■ PROBLEM ■
Please copy each line below that contains the word "Default".

*** MATERIAL FOR THIS EXERCISE Section Begins ***

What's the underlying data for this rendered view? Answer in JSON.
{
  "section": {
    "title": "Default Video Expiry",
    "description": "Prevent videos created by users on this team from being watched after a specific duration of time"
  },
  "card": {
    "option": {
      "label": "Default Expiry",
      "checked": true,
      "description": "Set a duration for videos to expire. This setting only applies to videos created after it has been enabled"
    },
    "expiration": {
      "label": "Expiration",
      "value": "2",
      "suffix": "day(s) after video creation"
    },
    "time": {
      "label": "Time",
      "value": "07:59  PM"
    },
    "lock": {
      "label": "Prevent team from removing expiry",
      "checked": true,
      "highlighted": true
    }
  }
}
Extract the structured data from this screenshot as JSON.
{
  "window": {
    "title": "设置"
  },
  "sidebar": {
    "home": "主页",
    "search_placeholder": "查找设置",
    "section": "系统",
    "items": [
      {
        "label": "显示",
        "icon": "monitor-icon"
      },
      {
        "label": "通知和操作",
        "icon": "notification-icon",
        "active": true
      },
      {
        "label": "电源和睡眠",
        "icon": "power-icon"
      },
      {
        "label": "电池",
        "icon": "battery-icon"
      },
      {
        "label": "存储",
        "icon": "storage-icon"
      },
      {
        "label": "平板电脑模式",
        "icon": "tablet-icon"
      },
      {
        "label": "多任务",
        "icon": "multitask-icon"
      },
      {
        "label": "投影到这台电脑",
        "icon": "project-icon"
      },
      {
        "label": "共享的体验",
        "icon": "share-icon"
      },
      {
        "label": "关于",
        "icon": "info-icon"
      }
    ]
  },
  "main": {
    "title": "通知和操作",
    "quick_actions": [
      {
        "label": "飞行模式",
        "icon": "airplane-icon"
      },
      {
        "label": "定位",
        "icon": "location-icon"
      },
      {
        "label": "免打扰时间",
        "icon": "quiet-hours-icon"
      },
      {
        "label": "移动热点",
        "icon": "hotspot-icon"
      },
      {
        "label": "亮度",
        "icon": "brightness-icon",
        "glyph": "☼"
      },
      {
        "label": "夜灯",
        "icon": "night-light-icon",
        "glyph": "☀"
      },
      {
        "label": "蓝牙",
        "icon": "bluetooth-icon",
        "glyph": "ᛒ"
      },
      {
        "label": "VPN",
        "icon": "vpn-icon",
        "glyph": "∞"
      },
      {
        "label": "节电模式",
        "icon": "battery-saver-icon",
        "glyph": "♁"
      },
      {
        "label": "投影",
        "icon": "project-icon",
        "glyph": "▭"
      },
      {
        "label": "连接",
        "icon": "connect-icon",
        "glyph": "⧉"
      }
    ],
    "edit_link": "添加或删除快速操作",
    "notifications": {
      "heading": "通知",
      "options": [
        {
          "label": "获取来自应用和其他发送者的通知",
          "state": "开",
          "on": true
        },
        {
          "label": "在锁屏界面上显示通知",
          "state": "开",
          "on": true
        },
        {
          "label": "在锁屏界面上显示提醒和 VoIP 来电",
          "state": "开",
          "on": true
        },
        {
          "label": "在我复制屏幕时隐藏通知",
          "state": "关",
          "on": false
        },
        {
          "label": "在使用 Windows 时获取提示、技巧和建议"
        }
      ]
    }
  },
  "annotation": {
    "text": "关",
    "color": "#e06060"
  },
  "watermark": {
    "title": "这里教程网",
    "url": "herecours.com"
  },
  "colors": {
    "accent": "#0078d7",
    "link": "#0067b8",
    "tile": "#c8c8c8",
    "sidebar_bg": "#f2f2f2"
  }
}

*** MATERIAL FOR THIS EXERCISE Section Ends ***

■ ANSWER SECTION ■
    "title": "Default Video Expiry",
      "label": "Default Expiry",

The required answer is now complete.